Scientific (wo)manpower - gender and the composition and earnings of PhDs in Sweden

Anna Amilon, Inga Persson

    Research output: Contribution to journalArticlepeer-review


    Purpose - The purpose of this paper is to investigate to what extent male and female PhDs choose academic vs non-academic employment. Further, it analyses gender earnings differences in the academic and non-academic labour markets. Design/methodology/approach - Rich Swedish cross-sectional register data on the stock of PhDs in 2004 is used for investigating differences between male and female PhDs in earnings levels and in the choice of labour market (in academia or outside academia). Findings - No significant gender differences prevail for the probability of becoming academically employed. On average, women earn 16 per cent less than men, and the academically employed earn 26 per cent less than PhDs outside academia. In the non-academic labour market, women earn approximately 25 per cent less than men, and this gender gap stays constant over time. Within academia, men and women start at similar earnings levels, but higher returns to graduate experience for men causes the gender earnings differences to increase over time to approximately 18 per cent by ten years after graduation. Practical implications - Provides background information relevant for efforts to make efficient use of female scientific human capital. Originality/value - The study is the first to investigate career-choice and earnings of Swedish PhDs. Further, the study is the first to investigate both the academic and the non-academic labour markets.
    Original languageEnglish
    Pages (from-to)658-673
    JournalInternational Journal of Manpower
    Issue number6
    Publication statusPublished - 2013

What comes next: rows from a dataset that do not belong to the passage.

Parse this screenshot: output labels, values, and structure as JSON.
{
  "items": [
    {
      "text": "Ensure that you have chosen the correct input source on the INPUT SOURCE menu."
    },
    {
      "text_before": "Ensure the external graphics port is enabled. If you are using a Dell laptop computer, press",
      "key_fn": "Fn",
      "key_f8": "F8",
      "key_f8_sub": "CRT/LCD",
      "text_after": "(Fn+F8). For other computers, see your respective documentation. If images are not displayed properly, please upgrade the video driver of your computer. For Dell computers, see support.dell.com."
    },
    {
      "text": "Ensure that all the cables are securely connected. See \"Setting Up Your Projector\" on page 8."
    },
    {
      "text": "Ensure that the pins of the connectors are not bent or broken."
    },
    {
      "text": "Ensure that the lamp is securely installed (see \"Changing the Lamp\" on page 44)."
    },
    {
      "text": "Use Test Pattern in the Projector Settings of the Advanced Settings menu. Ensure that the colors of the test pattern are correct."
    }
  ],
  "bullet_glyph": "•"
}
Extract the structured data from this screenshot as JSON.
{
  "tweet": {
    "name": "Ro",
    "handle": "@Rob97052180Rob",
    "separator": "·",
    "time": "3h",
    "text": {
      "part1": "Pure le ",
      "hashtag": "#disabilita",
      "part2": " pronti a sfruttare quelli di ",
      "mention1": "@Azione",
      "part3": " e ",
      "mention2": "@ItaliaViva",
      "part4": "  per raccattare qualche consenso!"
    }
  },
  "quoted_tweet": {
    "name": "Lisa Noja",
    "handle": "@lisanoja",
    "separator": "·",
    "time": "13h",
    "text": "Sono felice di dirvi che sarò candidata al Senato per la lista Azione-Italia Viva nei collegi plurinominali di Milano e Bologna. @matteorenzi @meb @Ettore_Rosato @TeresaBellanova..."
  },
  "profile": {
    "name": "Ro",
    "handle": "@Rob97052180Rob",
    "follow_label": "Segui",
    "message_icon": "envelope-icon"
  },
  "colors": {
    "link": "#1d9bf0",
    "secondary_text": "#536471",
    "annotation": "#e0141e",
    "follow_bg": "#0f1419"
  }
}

    Subject classification (UKÄ)

    • Economics and Business

    Free keywords

    • Gender differences
    • Academia
    • PhDs
    • Scientific manpower

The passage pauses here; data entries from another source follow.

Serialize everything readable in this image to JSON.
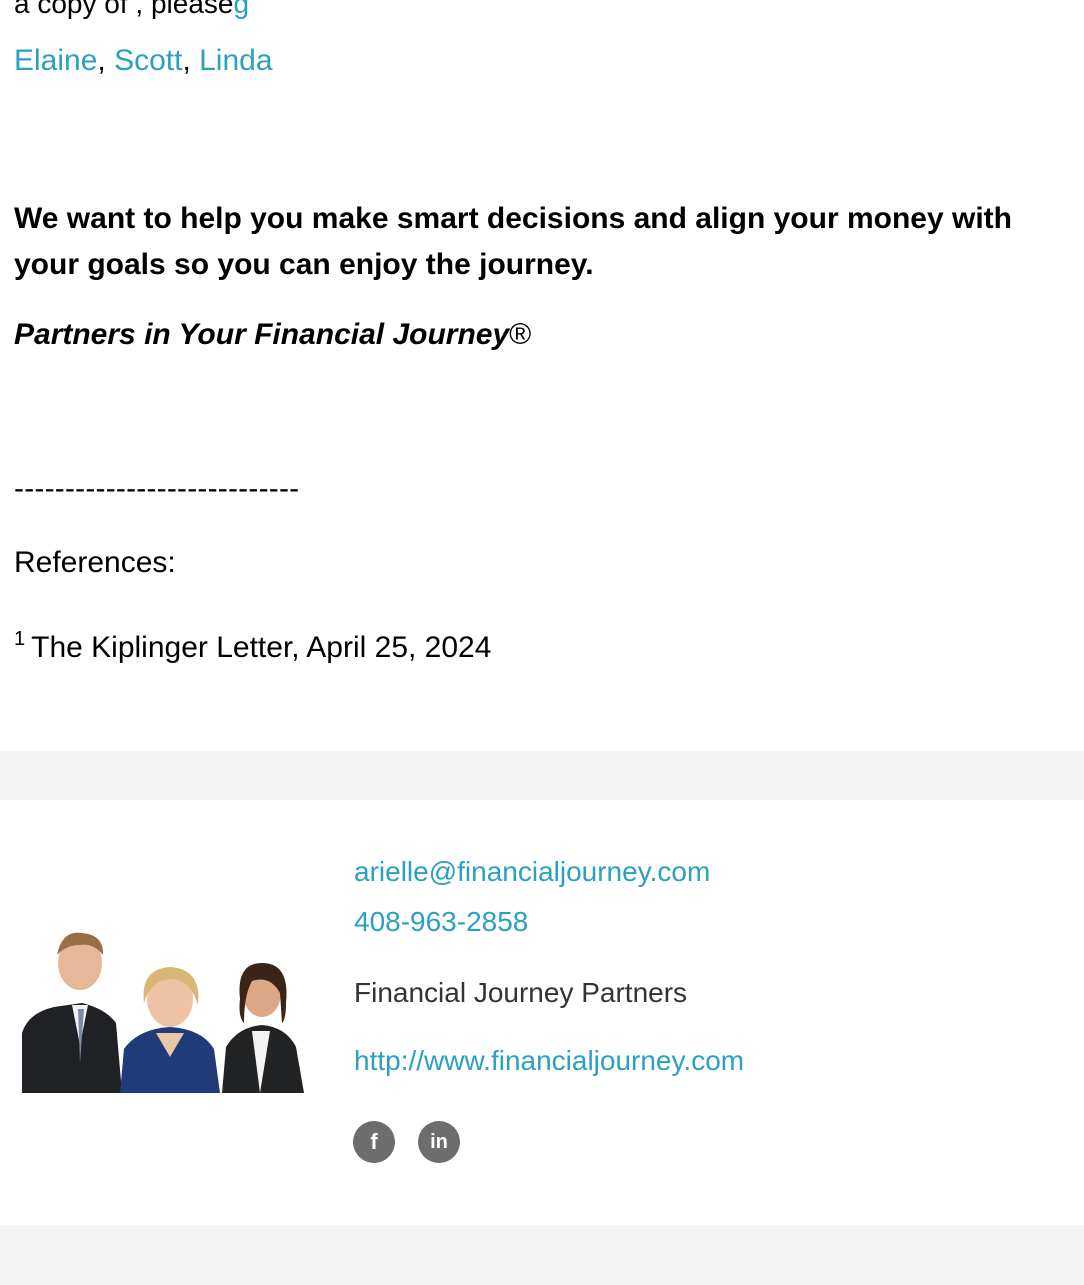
{
  "top_partial": {
    "text": "a copy of , please",
    "link": "g"
  },
  "signers": [
    "Elaine",
    "Scott",
    "Linda"
  ],
  "signer_separator": ", ",
  "mission": "We want to help you make smart decisions and align your money with your goals so you can enjoy the journey.",
  "tagline": {
    "text": "Partners in Your Financial Journey",
    "mark": "®"
  },
  "divider": "----------------------------",
  "references": {
    "label": "References:",
    "items": [
      {
        "num": "1",
        "text": "The Kiplinger Letter, April 25, 2024"
      }
    ]
  },
  "footer": {
    "email": "arielle@financialjourney.com",
    "phone": "408-963-2858",
    "company": "Financial Journey Partners",
    "website": "http://www.financialjourney.com",
    "social": [
      {
        "icon": "facebook-icon",
        "glyph": "f"
      },
      {
        "icon": "linkedin-icon",
        "glyph": "in"
      }
    ]
  },
  "colors": {
    "link": "#2aa0c2",
    "band": "#f4f4f4",
    "social_bg": "#6d6d6d"
  }
}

    Dive into the research topics of 'Scientific (wo)manpower - gender and the composition and earnings of PhDs in Sweden'. Together they form a unique fingerprint.

    Cite this